◆ **Required action**: Write out all of the records precisely. Skip anything that is a picture.

◆ **Record excerpts**:
--- --- ---

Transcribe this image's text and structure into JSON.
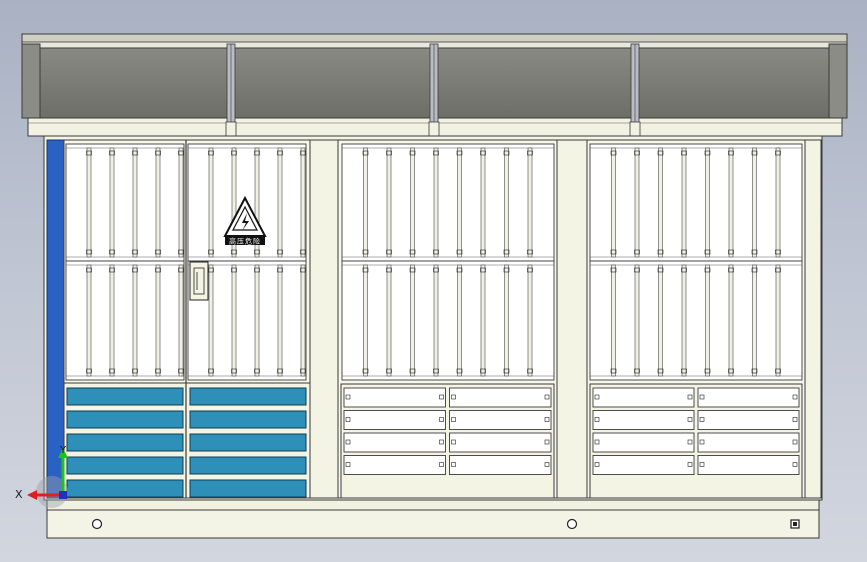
{
  "colors": {
    "background_top": "#a9b1c3",
    "background_bottom": "#d2d6df",
    "enclosure_body": "#f4f4e4",
    "roof_panel": "#7a7a74",
    "outline": "#3a3a3a",
    "louver_fill": "#ffffff",
    "blue_strip": "#2a62c4",
    "teal_vent": "#2e8fb8",
    "axis_x": "#e02020",
    "axis_y": "#20c020"
  },
  "warning_sign": {
    "icon": "high-voltage-warning-triangle",
    "caption": "高压危险"
  },
  "axis_triad": {
    "x_label": "X",
    "y_label": "Y"
  },
  "structure": {
    "roof_sections": 4,
    "door_bays": 3,
    "left_bay_vent_rows": 5,
    "right_bays_lower_panel_rows": 4
  }
}
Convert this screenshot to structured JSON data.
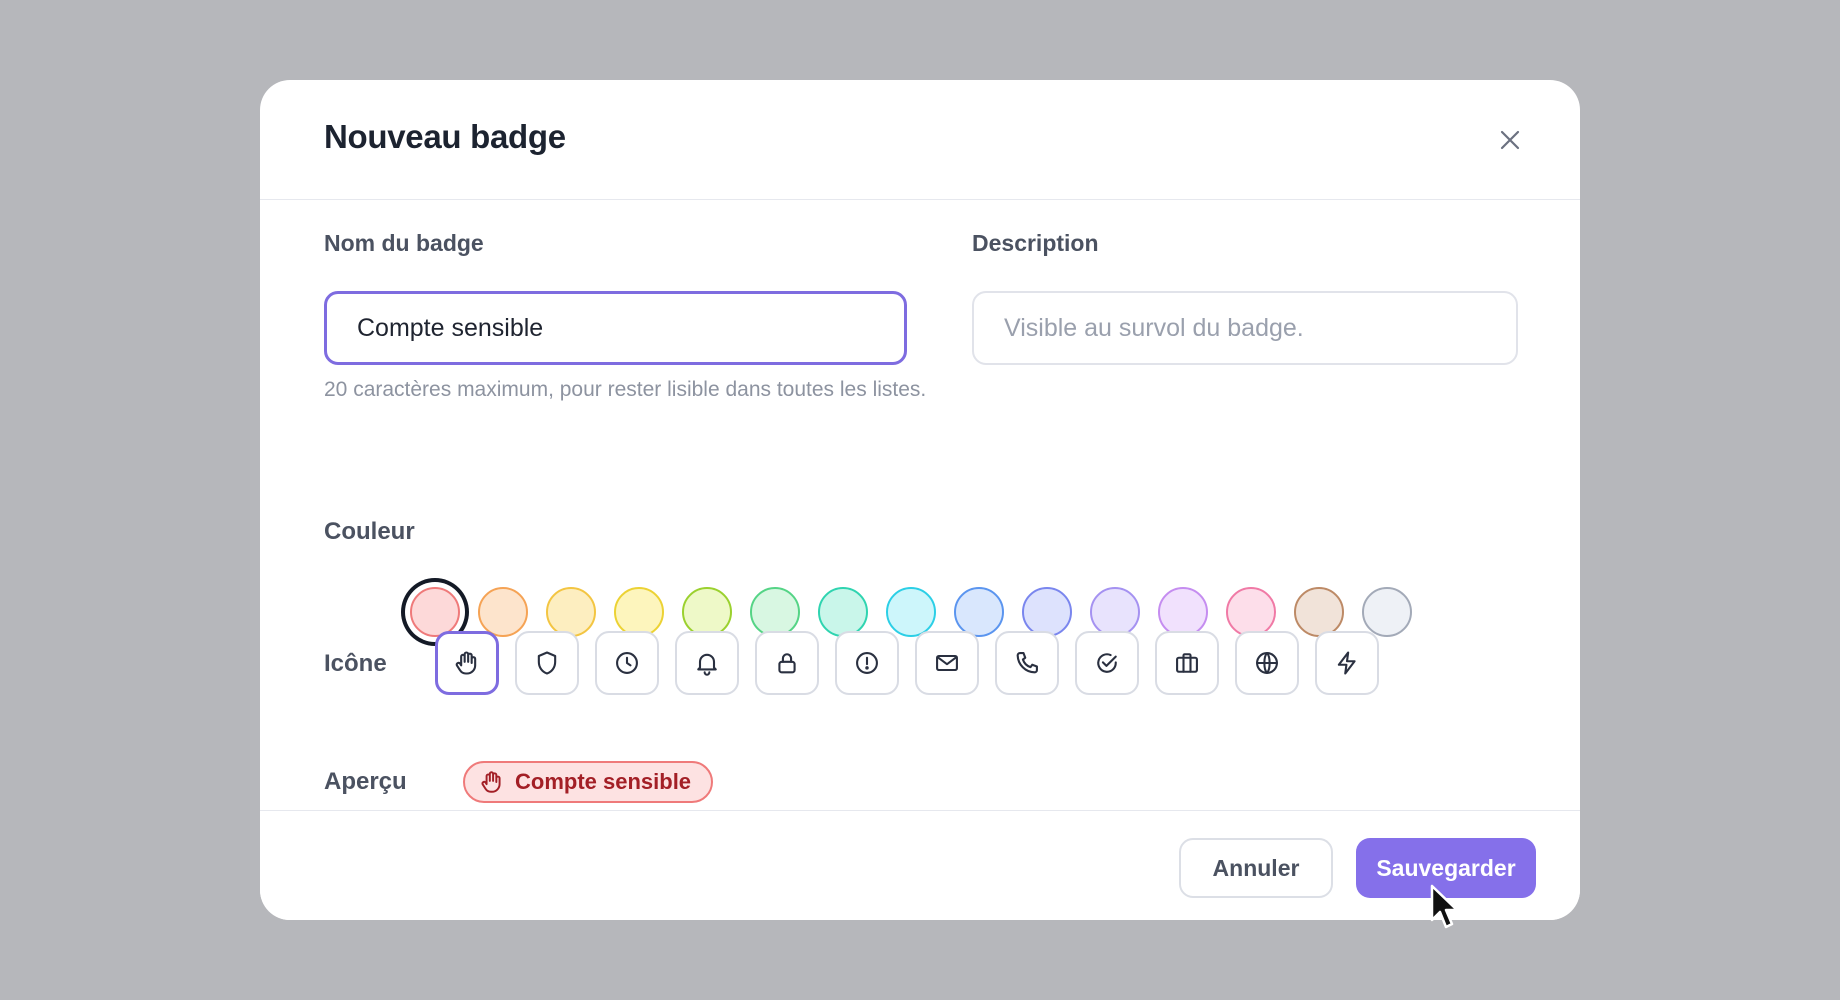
{
  "modal": {
    "title": "Nouveau badge"
  },
  "name_field": {
    "label": "Nom du badge",
    "value": "Compte sensible",
    "hint": "20 caractères maximum, pour rester lisible dans toutes les listes."
  },
  "description_field": {
    "label": "Description",
    "placeholder": "Visible au survol du badge."
  },
  "color_picker": {
    "label": "Couleur",
    "selected_index": 0,
    "swatches": [
      {
        "fill": "#fdd9d9",
        "border": "#ef7a7a"
      },
      {
        "fill": "#fde4cc",
        "border": "#f5a355"
      },
      {
        "fill": "#fdeec0",
        "border": "#f3c542"
      },
      {
        "fill": "#fdf5bd",
        "border": "#ecd234"
      },
      {
        "fill": "#eef9c8",
        "border": "#9bd12f"
      },
      {
        "fill": "#d8f7e2",
        "border": "#55d486"
      },
      {
        "fill": "#c9f6ea",
        "border": "#2fd4b0"
      },
      {
        "fill": "#cdf6fb",
        "border": "#2ccfe6"
      },
      {
        "fill": "#d9e7fd",
        "border": "#5b95ef"
      },
      {
        "fill": "#dde2fd",
        "border": "#7a86ee"
      },
      {
        "fill": "#e8e3fd",
        "border": "#a592f1"
      },
      {
        "fill": "#f1e1fd",
        "border": "#c58df0"
      },
      {
        "fill": "#fddeea",
        "border": "#f07aa6"
      },
      {
        "fill": "#f1e3d9",
        "border": "#bd8a66"
      },
      {
        "fill": "#eef1f6",
        "border": "#a3aab8"
      }
    ]
  },
  "icon_picker": {
    "label": "Icône",
    "selected_index": 0,
    "icons": [
      "hand-icon",
      "shield-icon",
      "clock-icon",
      "bell-icon",
      "lock-icon",
      "alert-circle-icon",
      "mail-icon",
      "phone-icon",
      "check-circle-icon",
      "briefcase-icon",
      "globe-icon",
      "lightning-icon"
    ]
  },
  "preview": {
    "label": "Aperçu",
    "badge_text": "Compte sensible",
    "badge_icon": "hand-icon"
  },
  "footer": {
    "cancel_label": "Annuler",
    "save_label": "Sauvegarder"
  },
  "colors": {
    "accent": "#8570ea",
    "focus_border": "#7e6ce0",
    "badge_text": "#a31f26"
  }
}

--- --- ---

◆ **Response to this task**:
Transcribe this image's text and structure into JSON.
{
  "colors": {
    "background_top": "#a9b1c3",
    "background_bottom": "#d2d6df",
    "enclosure_body": "#f4f4e4",
    "roof_panel": "#7a7a74",
    "outline": "#3a3a3a",
    "louver_fill": "#ffffff",
    "blue_strip": "#2a62c4",
    "teal_vent": "#2e8fb8",
    "axis_x": "#e02020",
    "axis_y": "#20c020"
  },
  "warning_sign": {
    "icon": "high-voltage-warning-triangle",
    "caption": "高压危险"
  },
  "axis_triad": {
    "x_label": "X",
    "y_label": "Y"
  },
  "structure": {
    "roof_sections": 4,
    "door_bays": 3,
    "left_bay_vent_rows": 5,
    "right_bays_lower_panel_rows": 4
  }
}
Convert this screenshot to structured JSON data.
{
  "modal": {
    "title": "Nouveau badge"
  },
  "name_field": {
    "label": "Nom du badge",
    "value": "Compte sensible",
    "hint": "20 caractères maximum, pour rester lisible dans toutes les listes."
  },
  "description_field": {
    "label": "Description",
    "placeholder": "Visible au survol du badge."
  },
  "color_picker": {
    "label": "Couleur",
    "selected_index": 0,
    "swatches": [
      {
        "fill": "#fdd9d9",
        "border": "#ef7a7a"
      },
      {
        "fill": "#fde4cc",
        "border": "#f5a355"
      },
      {
        "fill": "#fdeec0",
        "border": "#f3c542"
      },
      {
        "fill": "#fdf5bd",
        "border": "#ecd234"
      },
      {
        "fill": "#eef9c8",
        "border": "#9bd12f"
      },
      {
        "fill": "#d8f7e2",
        "border": "#55d486"
      },
      {
        "fill": "#c9f6ea",
        "border": "#2fd4b0"
      },
      {
        "fill": "#cdf6fb",
        "border": "#2ccfe6"
      },
      {
        "fill": "#d9e7fd",
        "border": "#5b95ef"
      },
      {
        "fill": "#dde2fd",
        "border": "#7a86ee"
      },
      {
        "fill": "#e8e3fd",
        "border": "#a592f1"
      },
      {
        "fill": "#f1e1fd",
        "border": "#c58df0"
      },
      {
        "fill": "#fddeea",
        "border": "#f07aa6"
      },
      {
        "fill": "#f1e3d9",
        "border": "#bd8a66"
      },
      {
        "fill": "#eef1f6",
        "border": "#a3aab8"
      }
    ]
  },
  "icon_picker": {
    "label": "Icône",
    "selected_index": 0,
    "icons": [
      "hand-icon",
      "shield-icon",
      "clock-icon",
      "bell-icon",
      "lock-icon",
      "alert-circle-icon",
      "mail-icon",
      "phone-icon",
      "check-circle-icon",
      "briefcase-icon",
      "globe-icon",
      "lightning-icon"
    ]
  },
  "preview": {
    "label": "Aperçu",
    "badge_text": "Compte sensible",
    "badge_icon": "hand-icon"
  },
  "footer": {
    "cancel_label": "Annuler",
    "save_label": "Sauvegarder"
  },
  "colors": {
    "accent": "#8570ea",
    "focus_border": "#7e6ce0",
    "badge_text": "#a31f26"
  }
}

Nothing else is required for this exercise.